Justice Dept. will appeal DACA ruling, asks to go directly to Supreme Court
Justice Department officials said Tuesday they are appealing last week's decision by a federal judge that blocked the Trump administration from ending Deferred Action for Childhood Arrivals, an Obama-era program that gave work permits to about 788,000 young people and protected them from deportation.
Officials announced that they were taking the "rare step" of asking the U.S. Supreme Court to intervene, leap-frogging over the 9th Circuit Court of Appeals by seeking a "direct review" by the court's nine justices.
Last week, U.S. District Court Judge William F. Alsup ordered the administration to resume accepting renewal applications for the program under the same terms and conditions that were in effect before Trump administration officials announced last September that they would wind down the program.
The decision is part of a lawsuit containing five consolidated cases, including one led by former Homeland Security Secretary Janet Napolitano, an ex-governor of Arizona who now serves as the president of the University of California.
In a news release, Attorney General Jeff Sessions attacked Alsup's decision and drew a comparison between DACA and a similar 2014 program created by the Obama administration to protect the parents of DACA recipients.

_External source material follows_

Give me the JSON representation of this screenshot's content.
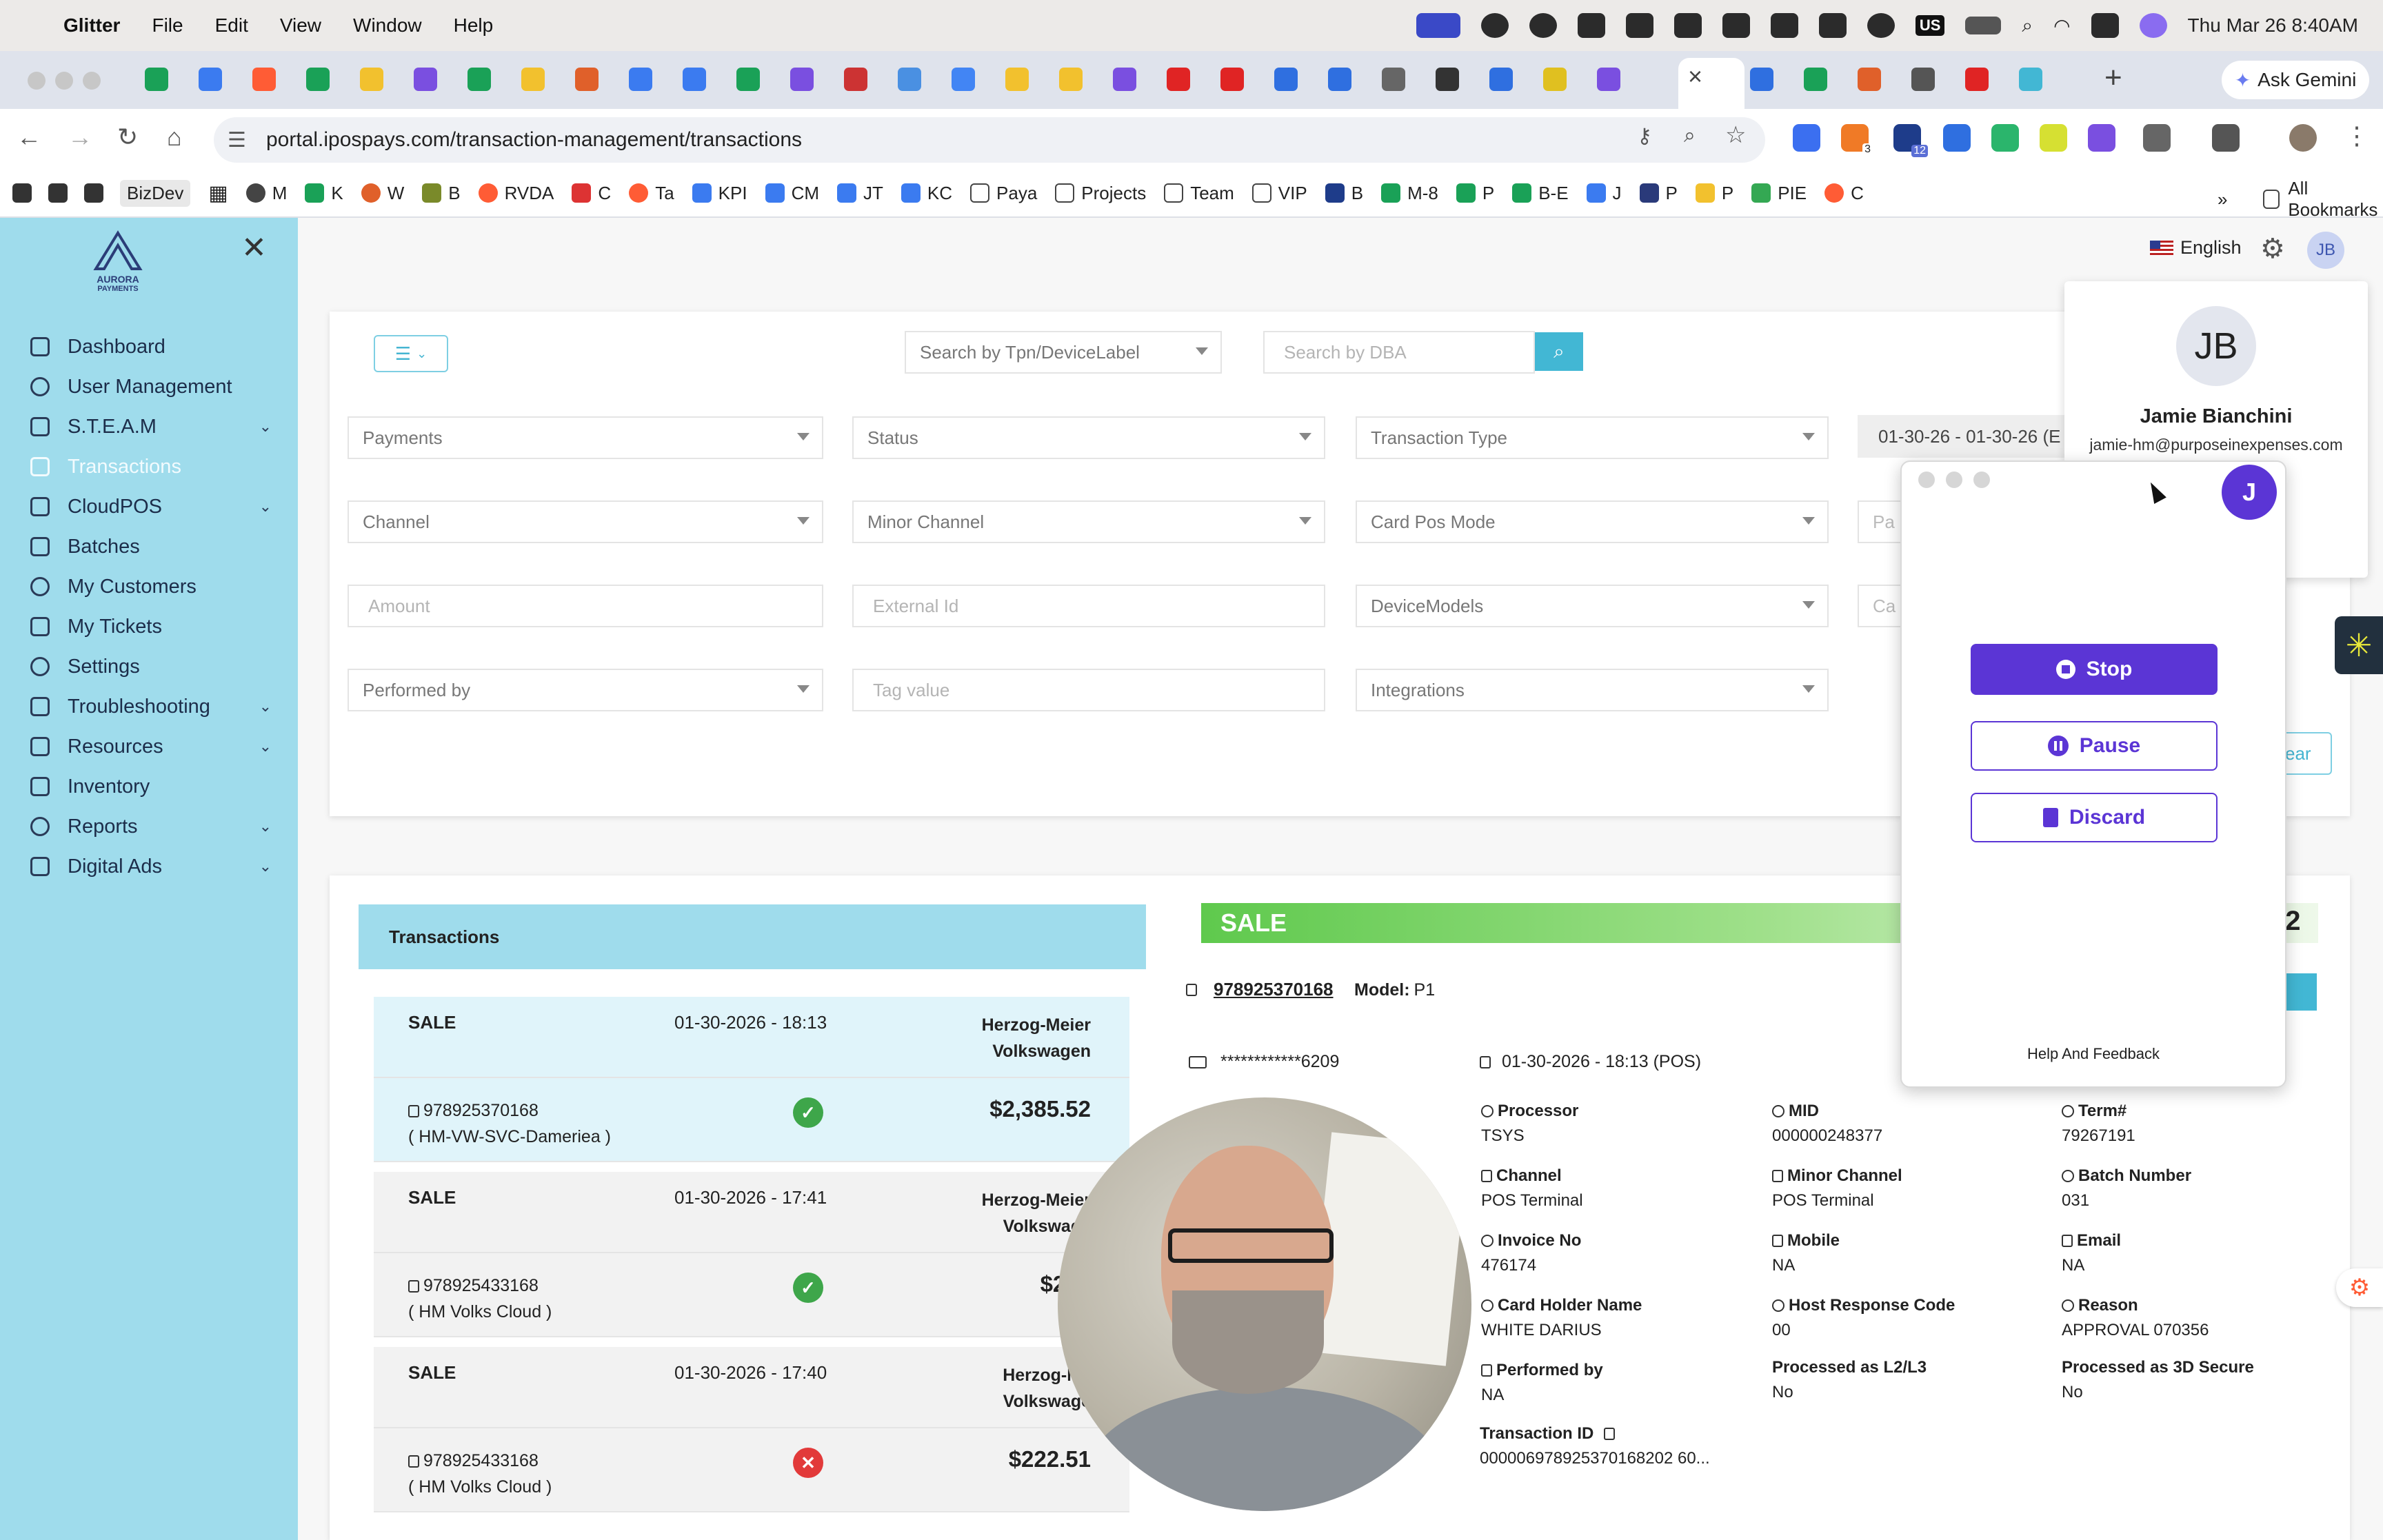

The second program, known as Deferred Action for Parents of Americans and Lawful Permanent Residents, or DAPA, allowed parents to seek their own work permits and protection from deportation.
"It defies both law and common sense for DACA—an entirely discretionary non-enforcement policy that was implemented unilaterally by the last administration after Congress rejected similar legislative proposals and courts invalidated the similar DAPA policy—to somehow be mandated nationwide by a single district court in San Francisco," Sessions said.
But Session's argument mischaracterized the Supreme Court's decision.
Following Obama's announcement of DAPA during a televised addressed in November 2014, immigration hardliners in 26 states, including Arizona and Texas, filed a lawsuit challenging the program.
In 2015, a judge in a Texas court agreed and blocked the program. Federal officials appealed, but failed to convince a panel of judges at the 5th Circuit Court of Appeals to allow the program to move forward.
Months later, the case went to the Supreme Court, but with the absence of Justice Antonin Scalia, who died suddenly in February 2016, and the refusal by congressional Republicans to accept Obama's nomination of Merrick Garland to succeed Scalia, the court was deadlocked 4-4, leaving the lower court's injunction in place.
Sessions argued that the decision to wind-down DACA was within the secretary of Homeland Security's discretion and that the program was ended to "give Congress an opportunity to act on this issue" and "in light of ongoing litigation in which the injunction against DAPA had already been affirmed by the Supreme Court," he said.
"We are now taking the rare step of requesting direct review on the merits of this injunction by the Supreme Court so that this issue may be resolved quickly and fairly for all the parties involved," Sessions said.
On Friday, Homeland Security officials announced that U.S. Citizenship and Immigration Services was once again accepting renewal applications for DACA, writing that "until further notice, and unless otherwise provided in this guidance, the DACA policy will be operated on the terms in place before it was rescinded on Sept. 5, 2017."
Those who previously were granted deferred action can still request a renewal, however, USCIS is not accepting new request, nor will the agency accept "advanced parole" allowing DACA recipients to travel outside of the United States.